Try it: Could each record be written out again exactly as it stands?

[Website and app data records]
⁂

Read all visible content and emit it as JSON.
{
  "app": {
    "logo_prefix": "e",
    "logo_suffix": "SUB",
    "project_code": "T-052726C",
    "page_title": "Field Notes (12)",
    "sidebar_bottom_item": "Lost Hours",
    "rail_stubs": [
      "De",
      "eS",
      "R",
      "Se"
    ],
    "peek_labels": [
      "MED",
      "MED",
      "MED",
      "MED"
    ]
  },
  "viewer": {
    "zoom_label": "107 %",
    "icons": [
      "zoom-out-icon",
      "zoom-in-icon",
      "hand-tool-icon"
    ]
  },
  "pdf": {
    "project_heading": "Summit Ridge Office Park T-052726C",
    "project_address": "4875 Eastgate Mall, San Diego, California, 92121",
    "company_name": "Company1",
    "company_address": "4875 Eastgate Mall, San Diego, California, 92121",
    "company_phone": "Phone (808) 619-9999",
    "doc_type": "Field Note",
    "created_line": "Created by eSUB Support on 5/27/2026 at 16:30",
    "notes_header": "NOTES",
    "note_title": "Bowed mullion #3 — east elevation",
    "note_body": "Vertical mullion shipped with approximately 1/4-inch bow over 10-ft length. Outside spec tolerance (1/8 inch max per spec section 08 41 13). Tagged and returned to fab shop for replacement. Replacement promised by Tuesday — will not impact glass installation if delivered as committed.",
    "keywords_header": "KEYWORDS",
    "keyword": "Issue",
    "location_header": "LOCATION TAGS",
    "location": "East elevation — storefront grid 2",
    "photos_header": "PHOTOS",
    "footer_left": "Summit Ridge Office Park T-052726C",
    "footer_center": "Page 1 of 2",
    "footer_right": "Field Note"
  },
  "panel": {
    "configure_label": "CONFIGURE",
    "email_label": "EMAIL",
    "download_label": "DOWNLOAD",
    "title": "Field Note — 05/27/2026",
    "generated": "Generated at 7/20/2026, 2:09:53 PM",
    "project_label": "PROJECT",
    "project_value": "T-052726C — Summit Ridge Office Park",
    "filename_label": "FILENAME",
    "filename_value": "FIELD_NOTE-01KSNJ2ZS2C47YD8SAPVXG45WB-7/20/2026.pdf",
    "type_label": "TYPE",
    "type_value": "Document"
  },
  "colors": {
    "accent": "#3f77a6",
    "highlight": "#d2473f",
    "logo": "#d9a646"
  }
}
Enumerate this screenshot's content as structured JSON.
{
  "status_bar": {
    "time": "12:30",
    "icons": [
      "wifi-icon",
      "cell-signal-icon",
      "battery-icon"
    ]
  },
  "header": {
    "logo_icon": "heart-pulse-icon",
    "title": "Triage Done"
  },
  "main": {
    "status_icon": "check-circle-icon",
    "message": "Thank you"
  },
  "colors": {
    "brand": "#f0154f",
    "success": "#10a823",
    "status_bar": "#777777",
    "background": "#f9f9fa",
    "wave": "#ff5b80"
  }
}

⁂

Response to this task:
Read all visible content and emit it as JSON.
{
  "app": {
    "logo_prefix": "e",
    "logo_suffix": "SUB",
    "project_code": "T-052726C",
    "page_title": "Field Notes (12)",
    "sidebar_bottom_item": "Lost Hours",
    "rail_stubs": [
      "De",
      "eS",
      "R",
      "Se"
    ],
    "peek_labels": [
      "MED",
      "MED",
      "MED",
      "MED"
    ]
  },
  "viewer": {
    "zoom_label": "107 %",
    "icons": [
      "zoom-out-icon",
      "zoom-in-icon",
      "hand-tool-icon"
    ]
  },
  "pdf": {
    "project_heading": "Summit Ridge Office Park T-052726C",
    "project_address": "4875 Eastgate Mall, San Diego, California, 92121",
    "company_name": "Company1",
    "company_address": "4875 Eastgate Mall, San Diego, California, 92121",
    "company_phone": "Phone (808) 619-9999",
    "doc_type": "Field Note",
    "created_line": "Created by eSUB Support on 5/27/2026 at 16:30",
    "notes_header": "NOTES",
    "note_title": "Bowed mullion #3 — east elevation",
    "note_body": "Vertical mullion shipped with approximately 1/4-inch bow over 10-ft length. Outside spec tolerance (1/8 inch max per spec section 08 41 13). Tagged and returned to fab shop for replacement. Replacement promised by Tuesday — will not impact glass installation if delivered as committed.",
    "keywords_header": "KEYWORDS",
    "keyword": "Issue",
    "location_header": "LOCATION TAGS",
    "location": "East elevation — storefront grid 2",
    "photos_header": "PHOTOS",
    "footer_left": "Summit Ridge Office Park T-052726C",
    "footer_center": "Page 1 of 2",
    "footer_right": "Field Note"
  },
  "panel": {
    "configure_label": "CONFIGURE",
    "email_label": "EMAIL",
    "download_label": "DOWNLOAD",
    "title": "Field Note — 05/27/2026",
    "generated": "Generated at 7/20/2026, 2:09:53 PM",
    "project_label": "PROJECT",
    "project_value": "T-052726C — Summit Ridge Office Park",
    "filename_label": "FILENAME",
    "filename_value": "FIELD_NOTE-01KSNJ2ZS2C47YD8SAPVXG45WB-7/20/2026.pdf",
    "type_label": "TYPE",
    "type_value": "Document"
  },
  "colors": {
    "accent": "#3f77a6",
    "highlight": "#d2473f",
    "logo": "#d9a646"
  }
}
Enumerate this screenshot's content as structured JSON.
{
  "status_bar": {
    "time": "12:30",
    "icons": [
      "wifi-icon",
      "cell-signal-icon",
      "battery-icon"
    ]
  },
  "header": {
    "logo_icon": "heart-pulse-icon",
    "title": "Triage Done"
  },
  "main": {
    "status_icon": "check-circle-icon",
    "message": "Thank you"
  },
  "colors": {
    "brand": "#f0154f",
    "success": "#10a823",
    "status_bar": "#777777",
    "background": "#f9f9fa",
    "wave": "#ff5b80"
  }
}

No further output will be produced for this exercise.